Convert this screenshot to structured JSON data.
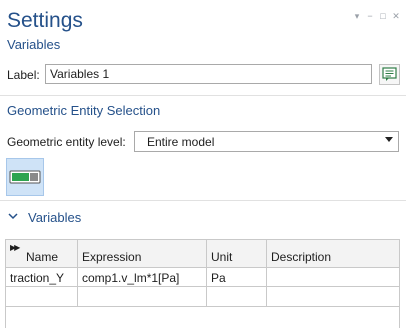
{
  "header": {
    "title": "Settings",
    "subtitle": "Variables"
  },
  "label_field": {
    "label": "Label:",
    "value": "Variables 1"
  },
  "geometric_selection": {
    "section_title": "Geometric Entity Selection",
    "level_label": "Geometric entity level:",
    "level_value": "Entire model"
  },
  "variables": {
    "section_title": "Variables",
    "columns": [
      "Name",
      "Expression",
      "Unit",
      "Description"
    ],
    "rows": [
      {
        "name": "traction_Y",
        "expression": "comp1.v_lm*1[Pa]",
        "unit": "Pa",
        "description": ""
      }
    ]
  },
  "colors": {
    "heading": "#25518a",
    "toggle_bg": "#cfe3f7",
    "toggle_green": "#2ea44f"
  }
}
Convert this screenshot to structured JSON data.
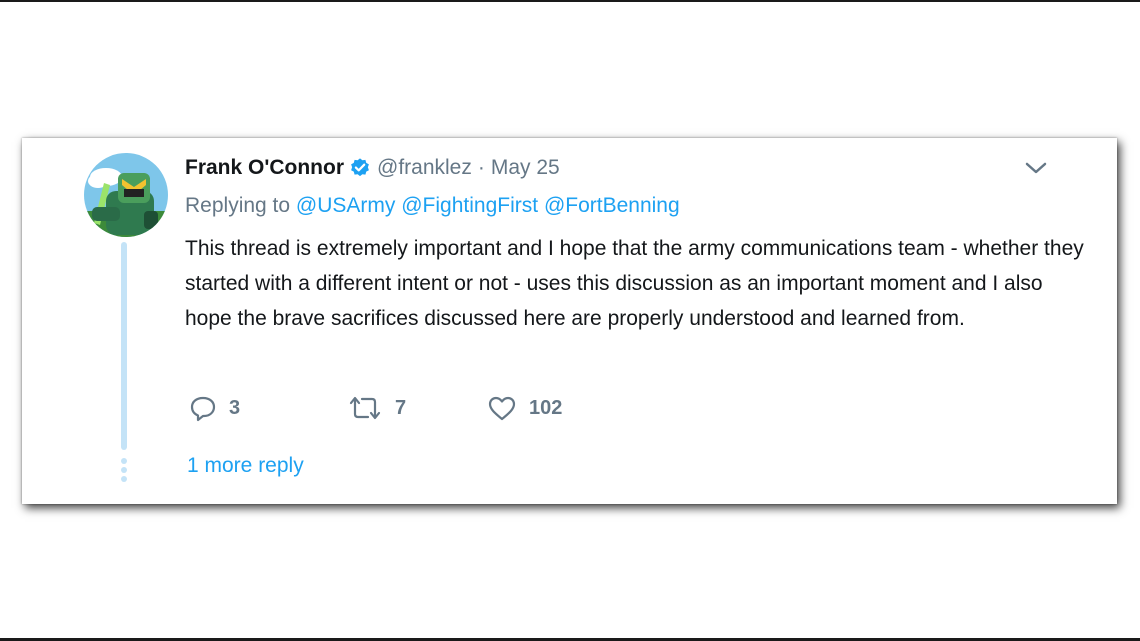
{
  "tweet": {
    "author_name": "Frank O'Connor",
    "handle": "@franklez",
    "separator": "·",
    "date": "May 25",
    "replying_prefix": "Replying to",
    "mentions": [
      "@USArmy",
      "@FightingFirst",
      "@FortBenning"
    ],
    "body": "This thread is extremely important and I hope that the army communications team - whether they started with a different intent or not - uses this discussion as an important moment and I also hope the brave sacrifices discussed here are properly understood and learned from.",
    "actions": {
      "replies": "3",
      "retweets": "7",
      "likes": "102"
    },
    "more_replies": "1 more reply"
  },
  "icons": {
    "verified": "verified-badge-icon",
    "caret": "chevron-down-icon",
    "reply": "reply-bubble-icon",
    "retweet": "retweet-icon",
    "like": "heart-icon"
  },
  "colors": {
    "link": "#1da1f2",
    "secondary": "#657786",
    "text": "#14171a",
    "thread_line": "#c4e3f7"
  }
}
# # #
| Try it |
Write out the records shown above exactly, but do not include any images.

| Exercise solution |
Convert this screenshot to structured JSON data.
{
  "header": {
    "title": "Settings",
    "subtitle": "Variables"
  },
  "label_field": {
    "label": "Label:",
    "value": "Variables 1"
  },
  "geometric_selection": {
    "section_title": "Geometric Entity Selection",
    "level_label": "Geometric entity level:",
    "level_value": "Entire model"
  },
  "variables": {
    "section_title": "Variables",
    "columns": [
      "Name",
      "Expression",
      "Unit",
      "Description"
    ],
    "rows": [
      {
        "name": "traction_Y",
        "expression": "comp1.v_lm*1[Pa]",
        "unit": "Pa",
        "description": ""
      }
    ]
  },
  "colors": {
    "heading": "#25518a",
    "toggle_bg": "#cfe3f7",
    "toggle_green": "#2ea44f"
  }
}
Convert this screenshot to structured JSON data.
{
  "tweet": {
    "author_name": "Frank O'Connor",
    "handle": "@franklez",
    "separator": "·",
    "date": "May 25",
    "replying_prefix": "Replying to",
    "mentions": [
      "@USArmy",
      "@FightingFirst",
      "@FortBenning"
    ],
    "body": "This thread is extremely important and I hope that the army communications team - whether they started with a different intent or not - uses this discussion as an important moment and I also hope the brave sacrifices discussed here are properly understood and learned from.",
    "actions": {
      "replies": "3",
      "retweets": "7",
      "likes": "102"
    },
    "more_replies": "1 more reply"
  },
  "icons": {
    "verified": "verified-badge-icon",
    "caret": "chevron-down-icon",
    "reply": "reply-bubble-icon",
    "retweet": "retweet-icon",
    "like": "heart-icon"
  },
  "colors": {
    "link": "#1da1f2",
    "secondary": "#657786",
    "text": "#14171a",
    "thread_line": "#c4e3f7"
  }
}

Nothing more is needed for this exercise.